Web page and app entries:
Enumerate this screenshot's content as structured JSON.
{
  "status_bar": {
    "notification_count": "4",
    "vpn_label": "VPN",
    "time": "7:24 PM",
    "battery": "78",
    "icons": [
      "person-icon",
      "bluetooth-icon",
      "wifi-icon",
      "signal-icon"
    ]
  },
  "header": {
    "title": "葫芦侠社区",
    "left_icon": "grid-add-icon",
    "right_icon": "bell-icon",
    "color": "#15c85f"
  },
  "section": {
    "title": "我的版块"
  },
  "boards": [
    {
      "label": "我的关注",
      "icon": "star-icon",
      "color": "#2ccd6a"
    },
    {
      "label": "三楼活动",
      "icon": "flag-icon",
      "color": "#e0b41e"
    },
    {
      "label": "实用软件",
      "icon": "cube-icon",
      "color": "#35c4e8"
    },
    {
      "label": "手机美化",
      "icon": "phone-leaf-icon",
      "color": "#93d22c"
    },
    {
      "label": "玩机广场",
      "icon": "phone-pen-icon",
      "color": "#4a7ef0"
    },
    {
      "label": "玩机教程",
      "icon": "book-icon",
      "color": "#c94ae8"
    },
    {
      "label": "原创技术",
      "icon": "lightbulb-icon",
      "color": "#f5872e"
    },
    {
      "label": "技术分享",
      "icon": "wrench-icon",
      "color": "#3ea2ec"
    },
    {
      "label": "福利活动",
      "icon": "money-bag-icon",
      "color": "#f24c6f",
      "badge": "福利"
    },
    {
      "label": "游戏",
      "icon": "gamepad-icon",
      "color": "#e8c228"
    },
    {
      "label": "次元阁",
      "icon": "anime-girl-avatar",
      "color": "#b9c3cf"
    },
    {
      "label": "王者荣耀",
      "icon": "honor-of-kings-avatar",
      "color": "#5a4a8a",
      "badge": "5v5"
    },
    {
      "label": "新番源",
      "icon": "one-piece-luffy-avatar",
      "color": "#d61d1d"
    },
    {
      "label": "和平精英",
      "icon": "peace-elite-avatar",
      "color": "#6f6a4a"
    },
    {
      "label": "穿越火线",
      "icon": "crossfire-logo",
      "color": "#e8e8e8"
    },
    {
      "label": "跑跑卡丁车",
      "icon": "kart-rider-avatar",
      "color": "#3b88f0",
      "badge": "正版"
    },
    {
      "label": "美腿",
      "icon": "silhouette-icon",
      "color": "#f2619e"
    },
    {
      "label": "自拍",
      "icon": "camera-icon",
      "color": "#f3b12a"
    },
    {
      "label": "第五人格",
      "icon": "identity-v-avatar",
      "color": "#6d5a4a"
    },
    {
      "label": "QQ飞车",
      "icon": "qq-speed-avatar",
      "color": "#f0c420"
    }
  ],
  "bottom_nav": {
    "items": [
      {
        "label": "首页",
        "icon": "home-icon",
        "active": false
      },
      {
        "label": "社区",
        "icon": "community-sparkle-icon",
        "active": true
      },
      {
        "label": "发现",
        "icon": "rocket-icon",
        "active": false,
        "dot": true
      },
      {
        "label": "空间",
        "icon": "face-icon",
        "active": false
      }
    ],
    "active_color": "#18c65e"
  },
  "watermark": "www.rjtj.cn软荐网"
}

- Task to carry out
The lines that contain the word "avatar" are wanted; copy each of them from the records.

- Response to this exercise
      "icon": "anime-girl-avatar",
      "icon": "honor-of-kings-avatar",
      "icon": "one-piece-luffy-avatar",
      "icon": "peace-elite-avatar",
      "icon": "kart-rider-avatar",
      "icon": "identity-v-avatar",
      "icon": "qq-speed-avatar",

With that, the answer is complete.